Pointer NOTAMs
NOTAMs issued by a flight service station to highlight or point out another NOTAM, such as an FDC or NOTAM (D) NOTAM. This type of NOTAM will assist users in cross-referencing important information that may not be found under an airport or NAVAID identifier.
Special activity airspace (SAA) NOTAMs
SAA NOTAMs are issued when SAA (the term "SAA" includes SUA, as well as instrument and visual military training routes, aerial refueling tracks and anchors[14]) will be active outside the published schedule times and when required by the published schedule.
Military NOTAMs
NOTAMs pertaining to U.S. Air Force, Army, Marine, and Navy navigational aids/airports that are part of the NAS.


On 11 January 2023, the US NOTAM system failed, which grounded all domestic flights until 9:00 AM EST (UTC-5) the same day.[15][16]

See alsoEdit


  1. ^ Wragg, David W. (1973). A Dictionary of Aviation (first ed.). Osprey. p. 203. ISBN 9780850451634.
  2. ^ "Notices to Airmen". Retrieved 2021-12-01.
  3. ^ "FAA Order 7930.2S, Change 2, "Notices to Air Men (NOTAM)" (PDF).
  4. ^ "What is a NOTAM? Notice to Airman (NOTAMs)". Federal Aviation Administration. Retrieved 12 January 2023.
  5. ^ "What is a NOTAM? Notice to Air Missions (NOTAMs)". Federal Aviation Administration. Retrieved 23 January 2023.
  6. ^ Chambers, Dan (February 10, 2010). "Flight School 101: What is a NOTAM?". College of Aeronautical Science & Technology. Archived from the original on December 3, 2013. Retrieved February 9, 2013.
  7. ^ "Air Force Instruction Interservice Publication 11-208" (PDF).
  8. ^ "Notices To Airmen", a 1921 NOTAM in Flight magazine
  9. ^
    • Zee, Mark (March 15, 2017). "The problem of Bullshit Notams". Flight Service Bureau. Archived from the original on March 16, 2017. Retrieved September 28, 2018.{{cite web}}: CS1 maint: unfit URL (link)
    • "The problem of Bullshit Notams". The Opsgroup. March 2017. Retrieved 12 January 2023.
  10. ^ "Air Force Instruction 33-115, Volume 3: Air Force Network Operating Instructions" (PDF). Air Force Departmental Publishing Office. 15 April 2004. Archived from the original (PDF) on 2 October 2012. Retrieved 11 May 2010.
  11. ^ Freed, Jamie (28 April 2021). "'Bunch of garbage': Campaign to ease pilot overload from antiquated safety warnings". Reuters. Retrieved 15 June 2022.
  12. ^ Stuart “Kipp” Lau (October 26, 2018). "AINsight: Notams Are Wall of Text and Bunch of Garbage". AIN online.
  13. ^ AIM, 5–1–3 "Notice to Airmen (NOTAM) System" (August 22, 2013 revision)
  14. ^ "FAA Order JO 7930.2N, Notices to Airmen (NOTAM)". 2013-10-01. Retrieved 2014-02-26.
  15. ^ "FAA NOTAMS Statement". Federal Aviation Administration. 11 January 2023. Retrieved 11 January 2023.
  16. ^ Freed, Jamie; Singh, Rajesh Kumar; Shepardson, David (2023-01-11). "U.S. flights beginning to resume after FAA system outage". Reuters. Retrieved 2023-01-11.

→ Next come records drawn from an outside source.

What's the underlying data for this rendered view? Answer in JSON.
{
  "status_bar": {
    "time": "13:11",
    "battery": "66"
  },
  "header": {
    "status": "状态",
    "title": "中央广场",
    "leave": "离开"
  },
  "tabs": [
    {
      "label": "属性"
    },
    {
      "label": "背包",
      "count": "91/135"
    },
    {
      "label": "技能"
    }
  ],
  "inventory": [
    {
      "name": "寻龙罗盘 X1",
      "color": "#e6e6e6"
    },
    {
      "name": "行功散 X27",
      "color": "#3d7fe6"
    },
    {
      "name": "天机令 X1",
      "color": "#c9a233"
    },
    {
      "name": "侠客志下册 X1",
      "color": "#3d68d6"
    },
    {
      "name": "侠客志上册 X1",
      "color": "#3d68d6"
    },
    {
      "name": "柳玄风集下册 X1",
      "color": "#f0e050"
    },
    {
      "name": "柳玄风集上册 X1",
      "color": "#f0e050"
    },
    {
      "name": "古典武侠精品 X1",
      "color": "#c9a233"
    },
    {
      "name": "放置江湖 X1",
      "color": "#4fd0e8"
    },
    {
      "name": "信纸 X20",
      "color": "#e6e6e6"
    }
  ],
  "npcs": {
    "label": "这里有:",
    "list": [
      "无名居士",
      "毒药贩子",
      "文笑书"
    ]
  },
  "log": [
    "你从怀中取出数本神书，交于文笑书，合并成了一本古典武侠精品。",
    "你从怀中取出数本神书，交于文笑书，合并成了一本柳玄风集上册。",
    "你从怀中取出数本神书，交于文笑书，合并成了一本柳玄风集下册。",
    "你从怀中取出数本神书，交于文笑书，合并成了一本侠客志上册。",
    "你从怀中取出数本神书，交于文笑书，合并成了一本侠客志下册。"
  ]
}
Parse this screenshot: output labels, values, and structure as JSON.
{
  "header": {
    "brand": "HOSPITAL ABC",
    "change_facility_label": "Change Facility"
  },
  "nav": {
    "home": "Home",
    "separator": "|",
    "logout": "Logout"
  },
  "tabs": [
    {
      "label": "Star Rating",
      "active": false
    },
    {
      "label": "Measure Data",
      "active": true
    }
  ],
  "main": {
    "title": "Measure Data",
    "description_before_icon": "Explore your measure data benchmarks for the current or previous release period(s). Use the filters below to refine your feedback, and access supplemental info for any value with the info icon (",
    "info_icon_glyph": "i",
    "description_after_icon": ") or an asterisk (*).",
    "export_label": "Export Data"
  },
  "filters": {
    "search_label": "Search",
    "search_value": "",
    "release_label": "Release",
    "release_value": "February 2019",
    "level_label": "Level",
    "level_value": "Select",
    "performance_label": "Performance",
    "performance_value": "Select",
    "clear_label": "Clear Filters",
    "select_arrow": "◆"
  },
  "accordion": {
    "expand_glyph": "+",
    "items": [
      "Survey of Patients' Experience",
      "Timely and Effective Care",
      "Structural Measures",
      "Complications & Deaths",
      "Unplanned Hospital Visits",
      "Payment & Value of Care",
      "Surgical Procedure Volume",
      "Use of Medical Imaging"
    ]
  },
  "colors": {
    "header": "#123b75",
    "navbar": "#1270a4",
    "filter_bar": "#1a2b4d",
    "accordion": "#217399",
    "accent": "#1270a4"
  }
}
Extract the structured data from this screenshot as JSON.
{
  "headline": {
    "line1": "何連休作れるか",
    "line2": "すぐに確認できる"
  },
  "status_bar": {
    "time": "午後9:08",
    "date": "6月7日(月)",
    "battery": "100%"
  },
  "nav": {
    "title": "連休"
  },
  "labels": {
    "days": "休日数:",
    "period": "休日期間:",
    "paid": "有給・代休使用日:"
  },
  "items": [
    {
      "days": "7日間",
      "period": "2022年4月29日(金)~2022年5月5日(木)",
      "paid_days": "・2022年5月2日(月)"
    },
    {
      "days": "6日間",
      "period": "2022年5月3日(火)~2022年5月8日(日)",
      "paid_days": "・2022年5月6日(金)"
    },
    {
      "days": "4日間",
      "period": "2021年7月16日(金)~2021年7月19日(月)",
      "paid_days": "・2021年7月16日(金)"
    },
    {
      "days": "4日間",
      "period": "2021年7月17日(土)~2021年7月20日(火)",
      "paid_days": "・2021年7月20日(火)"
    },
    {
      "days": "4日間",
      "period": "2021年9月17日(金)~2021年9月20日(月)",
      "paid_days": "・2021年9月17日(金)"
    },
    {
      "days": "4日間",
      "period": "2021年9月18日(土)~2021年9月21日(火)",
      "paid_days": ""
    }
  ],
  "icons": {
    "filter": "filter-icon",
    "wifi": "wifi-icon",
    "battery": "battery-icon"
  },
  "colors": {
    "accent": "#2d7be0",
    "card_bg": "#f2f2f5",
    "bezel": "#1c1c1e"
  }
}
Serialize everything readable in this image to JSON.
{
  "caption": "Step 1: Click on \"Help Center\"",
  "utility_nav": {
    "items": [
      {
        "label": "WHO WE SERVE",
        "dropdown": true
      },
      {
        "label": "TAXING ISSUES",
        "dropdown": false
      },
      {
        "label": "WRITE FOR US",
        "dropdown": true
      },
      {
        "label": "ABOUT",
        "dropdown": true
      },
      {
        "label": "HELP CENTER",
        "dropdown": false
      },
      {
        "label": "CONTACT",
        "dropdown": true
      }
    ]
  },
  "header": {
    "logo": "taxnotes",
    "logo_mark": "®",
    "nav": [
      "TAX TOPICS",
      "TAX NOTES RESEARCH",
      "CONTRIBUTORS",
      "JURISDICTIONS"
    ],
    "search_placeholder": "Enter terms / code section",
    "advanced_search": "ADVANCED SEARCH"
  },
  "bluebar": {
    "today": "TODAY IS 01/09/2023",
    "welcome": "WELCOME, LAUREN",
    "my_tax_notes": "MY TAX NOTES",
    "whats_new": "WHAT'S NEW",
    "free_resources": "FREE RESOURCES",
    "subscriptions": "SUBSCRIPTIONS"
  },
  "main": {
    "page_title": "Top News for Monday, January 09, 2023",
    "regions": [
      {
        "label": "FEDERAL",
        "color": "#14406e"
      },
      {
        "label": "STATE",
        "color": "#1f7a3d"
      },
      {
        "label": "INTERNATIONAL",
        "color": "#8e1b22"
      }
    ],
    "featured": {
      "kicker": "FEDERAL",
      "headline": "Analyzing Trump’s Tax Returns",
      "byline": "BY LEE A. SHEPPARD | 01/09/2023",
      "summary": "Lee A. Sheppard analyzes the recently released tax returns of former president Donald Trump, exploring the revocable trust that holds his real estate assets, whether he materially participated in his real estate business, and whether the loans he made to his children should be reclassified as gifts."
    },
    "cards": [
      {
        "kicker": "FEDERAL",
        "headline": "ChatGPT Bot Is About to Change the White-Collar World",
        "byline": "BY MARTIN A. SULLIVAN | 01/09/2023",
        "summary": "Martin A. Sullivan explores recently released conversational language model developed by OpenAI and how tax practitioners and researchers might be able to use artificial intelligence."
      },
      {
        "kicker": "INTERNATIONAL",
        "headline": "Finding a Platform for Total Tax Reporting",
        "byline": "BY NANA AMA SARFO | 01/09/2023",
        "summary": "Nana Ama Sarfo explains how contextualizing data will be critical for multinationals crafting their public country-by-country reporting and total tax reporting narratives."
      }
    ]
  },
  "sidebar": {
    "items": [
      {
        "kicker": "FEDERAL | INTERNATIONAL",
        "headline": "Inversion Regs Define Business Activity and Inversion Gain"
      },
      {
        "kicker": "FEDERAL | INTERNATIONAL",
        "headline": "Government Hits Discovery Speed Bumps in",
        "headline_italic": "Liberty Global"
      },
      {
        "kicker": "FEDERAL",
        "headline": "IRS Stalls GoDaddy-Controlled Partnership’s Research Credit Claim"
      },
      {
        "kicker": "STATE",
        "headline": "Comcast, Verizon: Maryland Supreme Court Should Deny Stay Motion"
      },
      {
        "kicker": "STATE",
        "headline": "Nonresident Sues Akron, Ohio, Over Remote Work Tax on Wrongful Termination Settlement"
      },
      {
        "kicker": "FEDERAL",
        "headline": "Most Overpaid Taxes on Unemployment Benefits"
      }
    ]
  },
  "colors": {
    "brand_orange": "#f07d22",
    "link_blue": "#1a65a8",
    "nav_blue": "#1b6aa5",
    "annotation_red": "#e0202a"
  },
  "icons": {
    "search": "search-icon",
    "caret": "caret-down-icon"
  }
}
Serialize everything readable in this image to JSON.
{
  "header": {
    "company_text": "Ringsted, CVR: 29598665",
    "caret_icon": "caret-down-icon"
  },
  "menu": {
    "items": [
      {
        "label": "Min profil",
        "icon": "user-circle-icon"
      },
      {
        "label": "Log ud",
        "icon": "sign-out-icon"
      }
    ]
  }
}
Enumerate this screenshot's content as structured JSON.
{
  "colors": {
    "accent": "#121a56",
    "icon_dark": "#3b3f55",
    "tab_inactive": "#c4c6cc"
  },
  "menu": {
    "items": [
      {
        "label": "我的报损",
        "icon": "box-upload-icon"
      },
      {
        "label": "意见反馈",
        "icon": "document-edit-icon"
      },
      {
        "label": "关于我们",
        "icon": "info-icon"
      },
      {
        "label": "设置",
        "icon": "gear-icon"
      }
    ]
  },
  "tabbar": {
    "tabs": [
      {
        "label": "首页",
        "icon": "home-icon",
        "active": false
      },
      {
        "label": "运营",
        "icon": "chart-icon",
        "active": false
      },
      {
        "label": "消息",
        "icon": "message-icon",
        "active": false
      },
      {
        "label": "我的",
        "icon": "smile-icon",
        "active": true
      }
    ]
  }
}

External linksEdit

  • The Annual Greece v Turkey NOTAM Battle - OPSGROUP
  • PilotWeb FAA NOTAM
  • NOTAM Search (retrieval of Letters to Airmen) FAA
  • NOTAM dinsQueryWeb
  • NOTAM decoder - drorpilot
  • Turkish NOTAM display and database
  • NOTAM tutorial
  • Aviation abbreviations - Civil Aviation Safety Authority
  • "Aeronautical Information Manual" (PDF). Federal Aviation Administration.